Dr. Bretherton received an undergraduate degree in Behavioural Science (2001) and an Honours degree in Psychology (2003) from Griffith University, Brisbane, Australia.
Before emigrating to the UK, he trained in Cognitive Neuroscience and Electroencephalography (EEG) at the Centre for Magnetic Resonance at the University of Queensland, Brisbane, Australia while studying the progression of Alzheimer’s Disease and Ischemic Stroke with EEG, and cognitive and neuropsychological assessments.
Dr. Bretherton was awarded the Award for Excellence for achieving the highest grade in the Master’s degree in Applied Psychological Research in 2010 and was awarded a Ph.D. in Cognitive Neuroscience in 2016 for his work studying visual attention and the impact of threatening information on attentional deployment using EEG and behaviour.
Before taking up a permanent position at City University of London in 2021, Dr. Bretherton was a Senior Technician in the Psychology Department at the University of Roehampton, London, UK.
Dr. Bretherton’s research mainly focusses on the study of the neural mechanics of human visual system, with a particular focus on Attention, Perception, Memory, and Learning. A secondary interest is the impact that stress and emotion have on cognitive performance, particularly Attention, Perception, Memory and Learning.
For example, how does Social Anxiety impact cognitive performance on complex tasks?

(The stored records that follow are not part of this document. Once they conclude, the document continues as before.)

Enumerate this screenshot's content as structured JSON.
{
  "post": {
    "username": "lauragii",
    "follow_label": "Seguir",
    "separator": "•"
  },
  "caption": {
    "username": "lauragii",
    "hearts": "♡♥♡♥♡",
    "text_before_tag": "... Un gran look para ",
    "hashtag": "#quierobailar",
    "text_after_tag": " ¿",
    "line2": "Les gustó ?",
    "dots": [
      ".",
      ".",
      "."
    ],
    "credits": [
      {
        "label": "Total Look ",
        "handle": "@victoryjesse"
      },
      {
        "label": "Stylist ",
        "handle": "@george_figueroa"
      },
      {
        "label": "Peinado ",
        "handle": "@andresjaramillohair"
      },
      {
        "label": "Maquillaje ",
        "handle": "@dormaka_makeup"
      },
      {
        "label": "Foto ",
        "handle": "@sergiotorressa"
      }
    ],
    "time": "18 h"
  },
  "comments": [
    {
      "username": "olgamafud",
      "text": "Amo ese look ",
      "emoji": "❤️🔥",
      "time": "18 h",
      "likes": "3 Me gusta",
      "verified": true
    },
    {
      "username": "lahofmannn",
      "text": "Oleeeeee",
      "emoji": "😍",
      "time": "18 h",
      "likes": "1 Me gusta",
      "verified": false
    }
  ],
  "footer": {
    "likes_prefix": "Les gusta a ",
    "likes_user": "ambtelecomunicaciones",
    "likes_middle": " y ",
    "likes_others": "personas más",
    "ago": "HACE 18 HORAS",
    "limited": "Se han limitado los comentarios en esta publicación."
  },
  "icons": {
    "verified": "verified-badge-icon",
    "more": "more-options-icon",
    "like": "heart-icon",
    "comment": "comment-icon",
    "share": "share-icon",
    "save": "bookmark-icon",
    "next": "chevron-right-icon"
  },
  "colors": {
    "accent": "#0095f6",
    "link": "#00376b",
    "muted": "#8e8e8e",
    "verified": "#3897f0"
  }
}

Also, how does stress negatively impact cognitive performance, while stress relieving activities, such as exercise and meditation, have positive effects on cognitive performance.
Dr. Bretherton uses Neurophysiological methods such as Electroencephalography (EEG), Eye Tracking, Heart Rate Variability (HRV), Electrodermal Dermal Response (EDR), and Cognitive Assessments.
- Ph.D. Psychology (2016)
- MSc. Applied Psychological Research (2010)
- Honours Applied Psychological Research (2003)
- BSc. Behavioural Science (2001)
Bretherton, P.M., Eysenck, M.W., Richards, A., & Holmes, A. (2020) Target and distractor processing and the influence of load on the allocation of attention to task irrelevant threat. Neuropsychologia, 145.
Conference Papers and Proceedings
Chenery, H., Copland, D., Finnigan, S., Bretherton, P., Harris, J., Catts, S., & Humphreys, M. (2005) Electrophysiologic measures of expectancy-based semantic priming in high and low schizotypy. Society for Psychophysiological Research 45th Annual Meeting, 42 (Supp.1), S11.